- _Task brief_: What you print should match the entries exactly, only without the pictures.

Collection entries

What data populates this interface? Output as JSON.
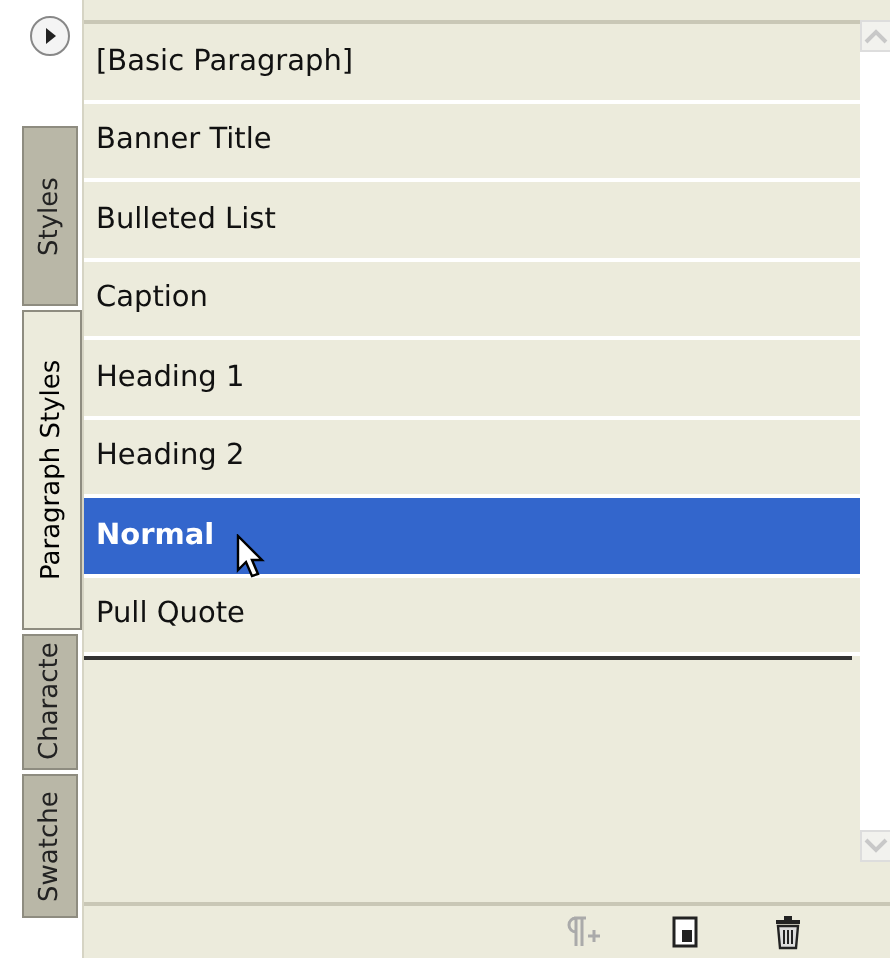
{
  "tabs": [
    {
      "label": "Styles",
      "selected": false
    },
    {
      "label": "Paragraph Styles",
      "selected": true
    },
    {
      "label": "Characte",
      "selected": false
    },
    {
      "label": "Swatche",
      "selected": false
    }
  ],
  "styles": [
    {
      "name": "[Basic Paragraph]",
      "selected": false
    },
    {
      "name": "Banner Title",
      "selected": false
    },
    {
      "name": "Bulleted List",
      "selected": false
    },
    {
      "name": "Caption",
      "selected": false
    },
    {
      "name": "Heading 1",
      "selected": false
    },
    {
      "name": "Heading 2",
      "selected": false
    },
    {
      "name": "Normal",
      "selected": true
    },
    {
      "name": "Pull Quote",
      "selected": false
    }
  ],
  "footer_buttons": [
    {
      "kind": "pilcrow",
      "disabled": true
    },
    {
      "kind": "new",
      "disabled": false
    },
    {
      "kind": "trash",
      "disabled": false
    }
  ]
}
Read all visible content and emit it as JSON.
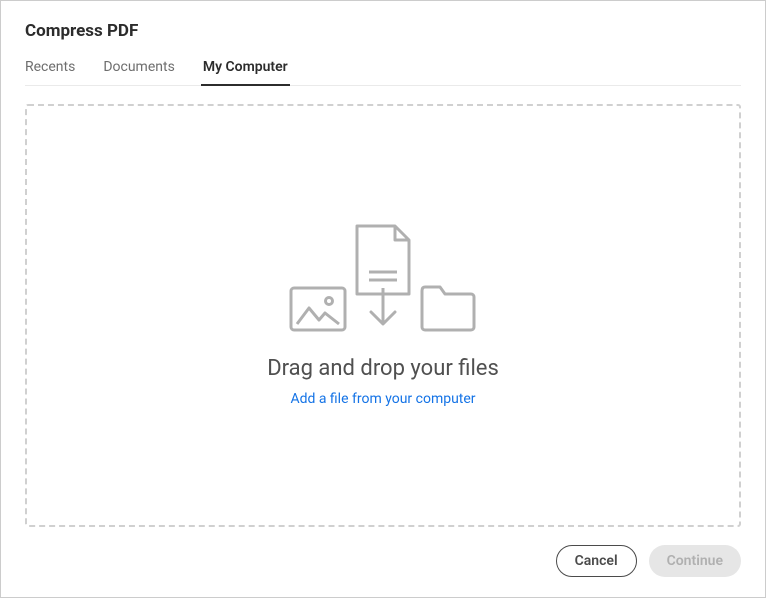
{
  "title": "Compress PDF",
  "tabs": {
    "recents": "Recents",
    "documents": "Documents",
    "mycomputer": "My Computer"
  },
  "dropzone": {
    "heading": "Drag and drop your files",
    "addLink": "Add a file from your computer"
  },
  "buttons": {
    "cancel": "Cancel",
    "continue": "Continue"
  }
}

- _Answer_:
What data populates this interface? Output as JSON.
{
  "tabs": [
    {
      "label": "Styles",
      "selected": false
    },
    {
      "label": "Paragraph Styles",
      "selected": true
    },
    {
      "label": "Characte",
      "selected": false
    },
    {
      "label": "Swatche",
      "selected": false
    }
  ],
  "styles": [
    {
      "name": "[Basic Paragraph]",
      "selected": false
    },
    {
      "name": "Banner Title",
      "selected": false
    },
    {
      "name": "Bulleted List",
      "selected": false
    },
    {
      "name": "Caption",
      "selected": false
    },
    {
      "name": "Heading 1",
      "selected": false
    },
    {
      "name": "Heading 2",
      "selected": false
    },
    {
      "name": "Normal",
      "selected": true
    },
    {
      "name": "Pull Quote",
      "selected": false
    }
  ],
  "footer_buttons": [
    {
      "kind": "pilcrow",
      "disabled": true
    },
    {
      "kind": "new",
      "disabled": false
    },
    {
      "kind": "trash",
      "disabled": false
    }
  ]
}
Read all visible content and emit it as JSON.
{
  "title": "Compress PDF",
  "tabs": {
    "recents": "Recents",
    "documents": "Documents",
    "mycomputer": "My Computer"
  },
  "dropzone": {
    "heading": "Drag and drop your files",
    "addLink": "Add a file from your computer"
  },
  "buttons": {
    "cancel": "Cancel",
    "continue": "Continue"
  }
}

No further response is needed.